This Program Comment draws upon the successful practices within the two FCC NPAs for wireless communications projects, executed in 2001 and 2004. These NPAs have been successful in establishing efficiencies in the Section 106 review of tower construction and collocations, approaches which other federal agencies are interested in following for their communications activities on federal land and property. This Program Comment incorporates terms and exclusions from the NPAs. The FCC NPA for the Collocation of Wireless Antennas was amended in August 2016 to address deployment of distributed antenna systems and small cells related to 5G networks.

In certain instances, Federal LMAs and Federal PMAs may use the Program Comment when complying with the requirements of Section 106 for public-private undertakings. As stated above, FCC would have no further Section 106 responsibility for an undertaking for which a Federal LMA or Federal PMA also has review responsibility and may be utilizing the terms of this Program Comment.

11. What are some of the efficiencies built into the Program Comment?

The first efficiency is to promote a consistent and predictable procedure to avoid and minimize effects on historic properties when deploying communications undertakings on federal property. Early coordination among the federal agency, applicant, SHPO/THPO, and others; use of noninvasive techniques for testing below ground properties; and the siting of projects in previously disturbed areas are encouraged.

A second efficiency is in the process of identifying historic properties located in the undertaking’s APE for communications deployment, particularly broadband. This Program Comment calls for the agency, or its applicant, to review existing records to see what is known about historic properties within the APE. If nothing is known, then qualified professionals help to determine whether the APE includes areas that have a high probability of containing National Register-eligible properties. If so, those areas within the APE will be avoided. If they cannot be avoided, the Federal LMA/PMA and applicant will consult with the SHPO/THPO, Indian tribes, or NHOs to determine whether a survey or monitoring program should be developed and implemented.

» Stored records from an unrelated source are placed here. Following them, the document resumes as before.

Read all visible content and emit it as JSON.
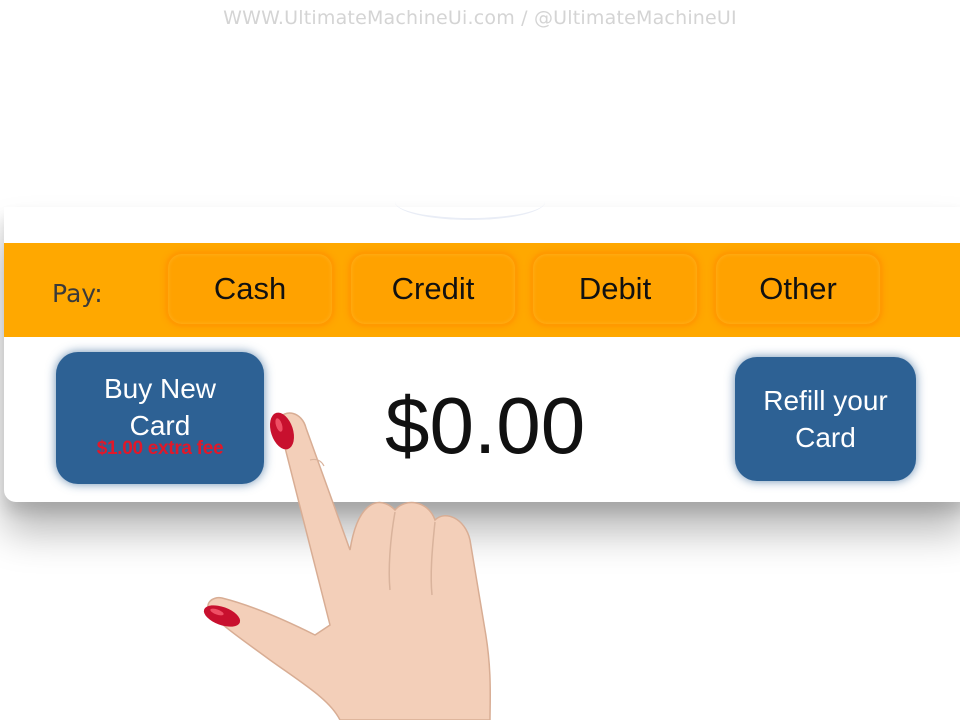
{
  "watermark": "WWW.UltimateMachineUi.com / @UltimateMachineUI",
  "pay_bar": {
    "label": "Pay:",
    "options": [
      "Cash",
      "Credit",
      "Debit",
      "Other"
    ]
  },
  "buy_new_card": {
    "line1": "Buy New",
    "line2": "Card",
    "fee": "$1.00 extra fee"
  },
  "amount": "$0.00",
  "refill_card": {
    "line1": "Refill your",
    "line2": "Card"
  },
  "colors": {
    "pay_bar": "#ffa800",
    "pay_button": "#ffa200",
    "blue_button": "#2d6194",
    "fee_text": "#e0182a",
    "nail_polish": "#c8102e"
  },
  "icons": [
    "pointing-hand"
  ]
}
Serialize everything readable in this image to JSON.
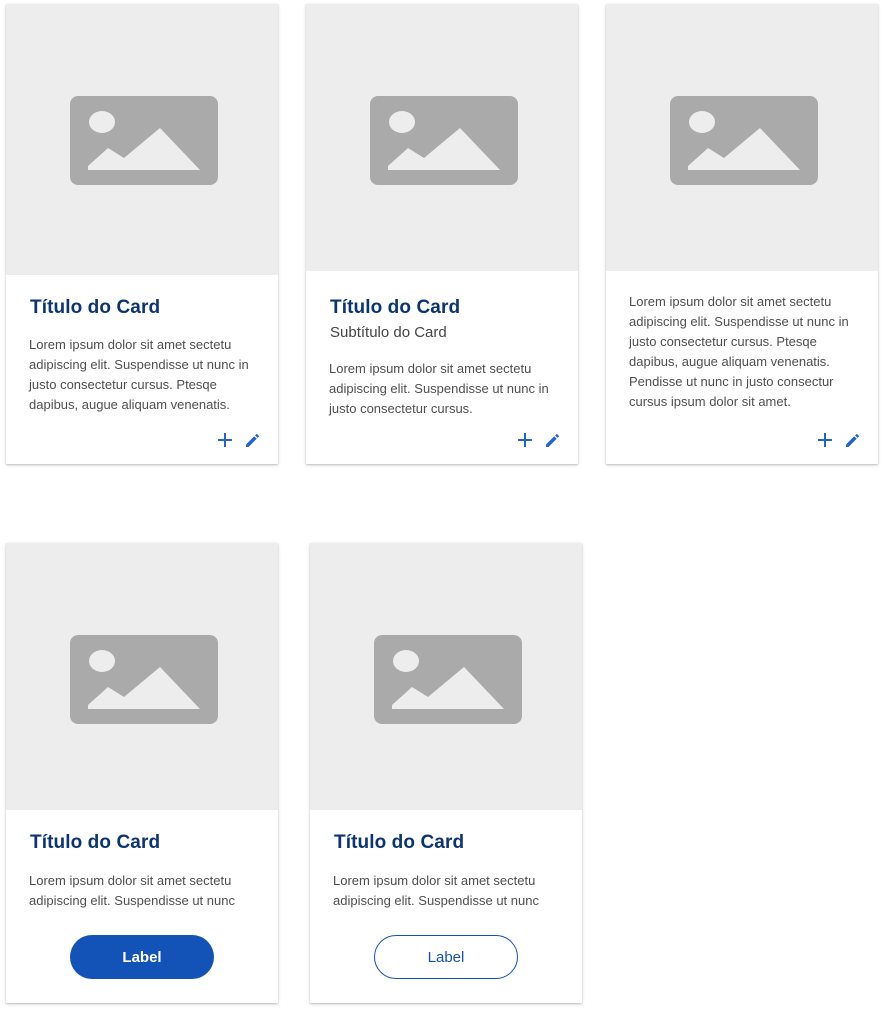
{
  "colors": {
    "title": "#0b3474",
    "accent": "#2364d2",
    "button": "#1352b6",
    "media_bg": "#ededed",
    "placeholder": "#aaaaaa"
  },
  "cards": [
    {
      "title": "Título do Card",
      "body": "Lorem ipsum dolor sit amet sectetu adipiscing elit. Suspendisse ut nunc in justo consectetur cursus. Ptesqe dapibus, augue aliquam venenatis.",
      "actions": [
        "plus-icon",
        "pencil-icon"
      ]
    },
    {
      "title": "Título do Card",
      "subtitle": "Subtítulo do Card",
      "body": "Lorem ipsum dolor sit amet sectetu adipiscing elit. Suspendisse ut nunc in justo consectetur cursus.",
      "actions": [
        "plus-icon",
        "pencil-icon"
      ]
    },
    {
      "body": "Lorem ipsum dolor sit amet sectetu adipiscing elit. Suspendisse ut nunc in justo consectetur cursus. Ptesqe dapibus, augue aliquam venenatis. Pendisse ut nunc in justo consectur cursus ipsum dolor sit amet.",
      "actions": [
        "plus-icon",
        "pencil-icon"
      ]
    },
    {
      "title": "Título do Card",
      "body": "Lorem ipsum dolor sit amet sectetu adipiscing elit. Suspendisse ut nunc",
      "button_label": "Label",
      "button_style": "filled"
    },
    {
      "title": "Título do Card",
      "body": "Lorem ipsum dolor sit amet sectetu adipiscing elit. Suspendisse ut nunc",
      "button_label": "Label",
      "button_style": "outlined"
    }
  ]
}
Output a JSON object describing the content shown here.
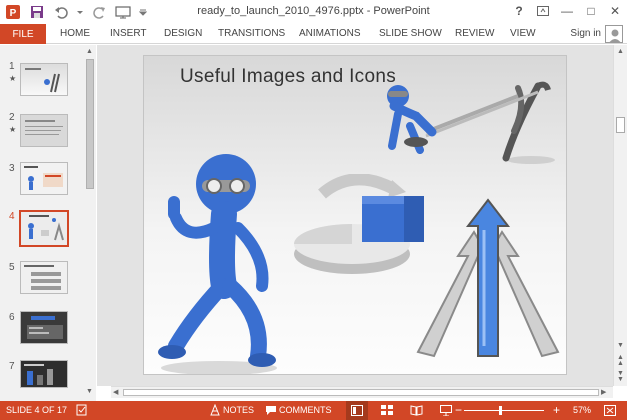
{
  "window": {
    "title": "ready_to_launch_2010_4976.pptx - PowerPoint",
    "help": "?",
    "minimize": "—",
    "restore": "□",
    "close": "✕"
  },
  "ribbon": {
    "file": "FILE",
    "tabs": [
      "HOME",
      "INSERT",
      "DESIGN",
      "TRANSITIONS",
      "ANIMATIONS",
      "SLIDE SHOW",
      "REVIEW",
      "VIEW"
    ],
    "sign_in": "Sign in"
  },
  "thumbnails": [
    {
      "number": "1",
      "star": "★"
    },
    {
      "number": "2",
      "star": "★"
    },
    {
      "number": "3",
      "star": ""
    },
    {
      "number": "4",
      "star": ""
    },
    {
      "number": "5",
      "star": ""
    },
    {
      "number": "6",
      "star": ""
    },
    {
      "number": "7",
      "star": ""
    }
  ],
  "selected_slide": 4,
  "slide": {
    "title": "Useful Images and Icons"
  },
  "status": {
    "slide_info": "SLIDE 4 OF 17",
    "notes": "NOTES",
    "comments": "COMMENTS",
    "zoom": "57%"
  },
  "colors": {
    "accent": "#d24726",
    "figure_blue": "#3a6fd0",
    "pane_bg": "#f1f1f1",
    "edit_bg": "#e3e3e3"
  }
}
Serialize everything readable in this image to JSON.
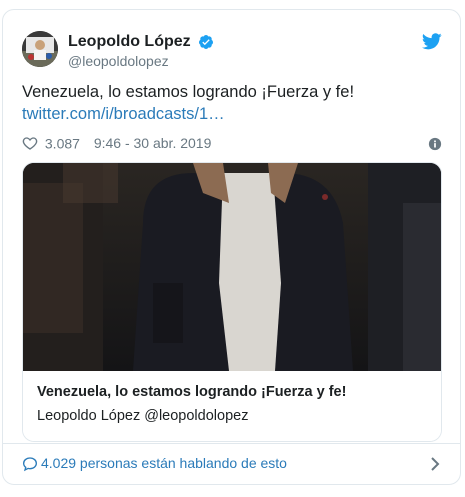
{
  "tweet": {
    "display_name": "Leopoldo López",
    "handle": "@leopoldolopez",
    "text": "Venezuela, lo estamos logrando ¡Fuerza y fe!",
    "link": "twitter.com/i/broadcasts/1…",
    "likes": "3.087",
    "timestamp": "9:46 - 30 abr. 2019"
  },
  "media_card": {
    "title": "Venezuela, lo estamos logrando ¡Fuerza y fe!",
    "author": "Leopoldo López @leopoldolopez"
  },
  "footer": {
    "conversation_text": "4.029 personas están hablando de esto"
  },
  "icons": {
    "verified": "verified-badge-icon",
    "bird": "twitter-bird-icon",
    "heart": "heart-icon",
    "info": "info-icon",
    "bubble": "speech-bubble-icon",
    "chevron": "chevron-right-icon"
  },
  "colors": {
    "accent": "#1da1f2",
    "link": "#2b7bb9",
    "muted": "#697882",
    "border": "#e1e8ed"
  }
}
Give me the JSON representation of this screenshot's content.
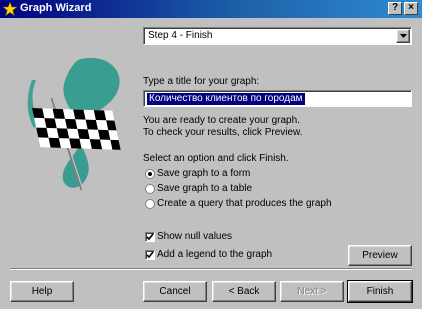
{
  "window": {
    "title": "Graph Wizard",
    "close_glyph": "×",
    "help_glyph": "?"
  },
  "step_select": {
    "value": "Step 4 - Finish"
  },
  "title_prompt": "Type a title for your graph:",
  "title_value": "Количество клиентов по городам",
  "ready_text_1": "You are ready to create your graph.",
  "ready_text_2": "To check your results, click Preview.",
  "option_prompt": "Select an option and click Finish.",
  "options": [
    {
      "label": "Save graph to a form",
      "selected": true
    },
    {
      "label": "Save graph to a table",
      "selected": false
    },
    {
      "label": "Create a query that produces the graph",
      "selected": false
    }
  ],
  "checkboxes": [
    {
      "label": "Show null values",
      "checked": true
    },
    {
      "label": "Add a legend to the graph",
      "checked": true
    }
  ],
  "buttons": {
    "preview": "Preview",
    "help": "Help",
    "cancel": "Cancel",
    "back": "< Back",
    "next": "Next >",
    "finish": "Finish"
  },
  "icons": {
    "window": "wizard-wand-icon",
    "illustration": "checkered-flag-icon",
    "dropdown": "chevron-down-icon"
  }
}
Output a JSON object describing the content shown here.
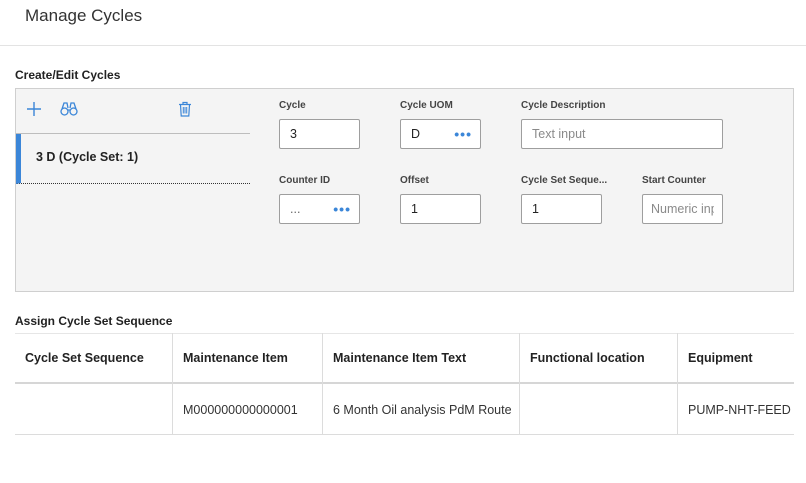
{
  "page": {
    "title": "Manage Cycles"
  },
  "create_edit": {
    "heading": "Create/Edit Cycles",
    "toolbar": {
      "add_icon": "plus-icon",
      "search_icon": "binoculars-icon",
      "delete_icon": "trash-icon"
    },
    "cycles": [
      {
        "label": "3 D (Cycle Set: 1)",
        "selected": true
      }
    ],
    "fields": {
      "cycle": {
        "label": "Cycle",
        "value": "3"
      },
      "cycle_uom": {
        "label": "Cycle UOM",
        "value": "D",
        "ellipsis": "•••"
      },
      "cycle_description": {
        "label": "Cycle Description",
        "value": "",
        "placeholder": "Text input"
      },
      "counter_id": {
        "label": "Counter ID",
        "value": "...",
        "ellipsis": "•••"
      },
      "offset": {
        "label": "Offset",
        "value": "1"
      },
      "cycle_set_sequence": {
        "label": "Cycle Set Seque...",
        "value": "1"
      },
      "start_counter": {
        "label": "Start Counter",
        "value": "",
        "placeholder": "Numeric input"
      }
    }
  },
  "assign": {
    "heading": "Assign Cycle Set Sequence",
    "columns": [
      "Cycle Set Sequence",
      "Maintenance Item",
      "Maintenance Item Text",
      "Functional location",
      "Equipment"
    ],
    "rows": [
      {
        "cycle_set_sequence": "",
        "maintenance_item": "M000000000000001",
        "maintenance_item_text": "6 Month Oil analysis PdM Route",
        "functional_location": "",
        "equipment": "PUMP-NHT-FEED"
      }
    ]
  },
  "colors": {
    "accent": "#3b86d8",
    "panel_bg": "#f4f4f4",
    "border": "#cfcfcf"
  }
}
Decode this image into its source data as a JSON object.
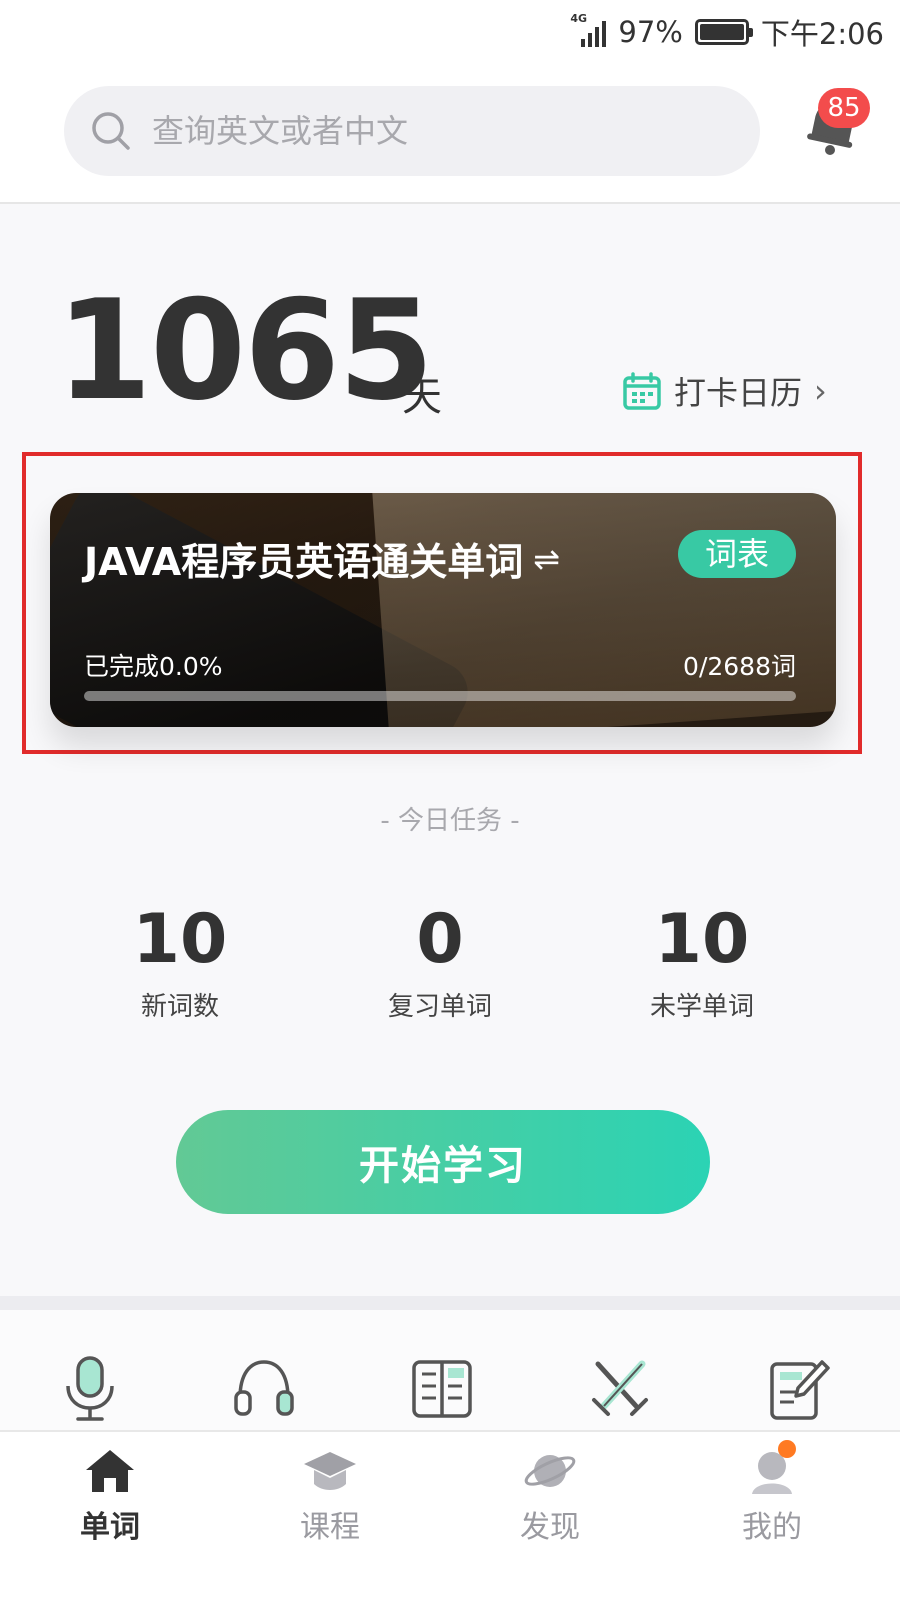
{
  "status_bar": {
    "network": "4G",
    "battery": "97%",
    "time": "下午2:06"
  },
  "search": {
    "placeholder": "查询英文或者中文"
  },
  "notifications": {
    "badge_count": "85"
  },
  "streak": {
    "days": "1065",
    "unit": "天",
    "calendar_label": "打卡日历",
    "calendar_chevron": "›"
  },
  "book": {
    "title": "JAVA程序员英语通关单词",
    "swap_symbol": "⇌",
    "wordlist_label": "词表",
    "progress_text": "已完成0.0%",
    "count_text": "0/2688词",
    "progress_fraction": 0.0
  },
  "today": {
    "title": "- 今日任务 -",
    "stats": [
      {
        "value": "10",
        "label": "新词数"
      },
      {
        "value": "0",
        "label": "复习单词"
      },
      {
        "value": "10",
        "label": "未学单词"
      }
    ]
  },
  "start_button": {
    "label": "开始学习"
  },
  "tools": [
    "microphone-icon",
    "headphones-icon",
    "book-reader-icon",
    "battle-swords-icon",
    "notepad-edit-icon"
  ],
  "tabs": [
    {
      "label": "单词",
      "icon": "home-icon",
      "active": true
    },
    {
      "label": "课程",
      "icon": "graduation-cap-icon",
      "active": false
    },
    {
      "label": "发现",
      "icon": "planet-icon",
      "active": false
    },
    {
      "label": "我的",
      "icon": "profile-icon",
      "active": false
    }
  ],
  "colors": {
    "accent": "#38c9a4",
    "button_start": "#62c995",
    "button_end": "#2bd3b4",
    "badge": "#f34c4c",
    "highlight": "#e12b2b"
  }
}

The third efficiency is a series of exempt activities that do not require Section 106 review when certain thresholds are met. These conditionally exempt activities include the following: 1) the placement of above-ground communications and cable lines on existing poles or structures; 2) the placement of above-ground connections to, and collocations on, federal buildings and buildings located on federal land; 3) collocation of communications antennae on replacement or new towers; and 4) the installation of buried communications cable on federally managed lands. Building on the experience gained from implementing the FCC’s two NPAs and the 2015 Amendment to the Program Comment to Avoid Duplicative Reviews for Wireless Communications Facilities Construction and Modification, it was clear that the vast majority of broadband deployment activities have limited potential to affect historic properties. Since these activities typically will avoid effects to historic properties when the conditions are met, it should help expedite communication deployment undertakings